The Peabody Essex Museum (PEM) presents a singular, striking work by one of the most distinctive voices in contemporary Cuban art. This monumental steel sculpture depicts Fidel Castro, the dictator who dominated Cuban life and culture from the 1959 Revolution until his death in 2016. Immanence negotiates the conventions of monumental sculpture and representations of power in ways that are particularly relevant to contemporary political discourse in the United States.
Upon first encounter, the sculpture is physically imposing and, at 10-feet tall, diminishes the viewer. Look closer, and your perception of Immanence changes, as the portrait of the Cuban leader becomes a collective image of Cuban citizens. The artist welded this sculpture from thousands of rusted door hinges acquired through trade with friends and acquaintances in Havana, exchanging new hinges to replace the old. The hinges speak to the impact of the U.S. embargo and a state-run economy on Cuba’s magnificent but crumbling architectural heritage and suggest the social and political forces that have exerted control over Cuba’s people for more than half a century.

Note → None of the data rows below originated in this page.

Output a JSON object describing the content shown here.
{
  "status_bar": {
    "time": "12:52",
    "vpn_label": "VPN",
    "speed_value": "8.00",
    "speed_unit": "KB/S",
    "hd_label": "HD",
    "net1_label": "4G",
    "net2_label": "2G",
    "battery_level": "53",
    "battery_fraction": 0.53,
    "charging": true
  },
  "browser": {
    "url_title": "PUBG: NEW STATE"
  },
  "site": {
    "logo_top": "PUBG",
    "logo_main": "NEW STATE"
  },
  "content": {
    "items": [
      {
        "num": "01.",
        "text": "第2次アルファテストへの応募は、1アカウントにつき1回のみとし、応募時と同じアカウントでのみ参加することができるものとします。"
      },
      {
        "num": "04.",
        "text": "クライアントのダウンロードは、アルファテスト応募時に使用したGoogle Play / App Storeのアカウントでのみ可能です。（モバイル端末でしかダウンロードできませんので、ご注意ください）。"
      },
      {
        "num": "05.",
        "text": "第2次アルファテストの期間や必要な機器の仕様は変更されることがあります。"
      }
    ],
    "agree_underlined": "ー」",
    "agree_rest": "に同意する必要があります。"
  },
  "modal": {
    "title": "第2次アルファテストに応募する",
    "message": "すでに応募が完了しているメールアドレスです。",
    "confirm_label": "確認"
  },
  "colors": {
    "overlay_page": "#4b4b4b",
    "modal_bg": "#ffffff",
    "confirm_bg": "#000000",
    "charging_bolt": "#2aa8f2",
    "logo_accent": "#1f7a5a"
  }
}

At 40 years old, internationally acclaimed artist Yoan Capote invites us to explore our relationship to power. Based in Havana, Capote's conceptually layered works in sculpture, painting, installation, photography, and video create visual poetry linking inanimate objects to the intangible world of the mind. Immanence, one of Capote's most important works to date, was recently acquired by PEM's Present Tense Initiative and will be on view in PEM's iconic East India Marine Hall from September 2 through October 22, 2017.
"PEM's Present Tense Initiative engages leading creative agents of our time to cultivate innovative experiences inspired by the intersection of cultures, disciplines, and technologies," says Trevor Smith, PEM's Curator of the Present Tense. "Capote's Immanence re-enlivens traditional monumental sculpture through unexpected modes of construction and collaboration, raising questions around the source of political authority and how societally we reflect this in our artwork. Immanence, which resonates so deeply with PEM's institutional DNA and Present Tense Initiative, finds a fitting home here."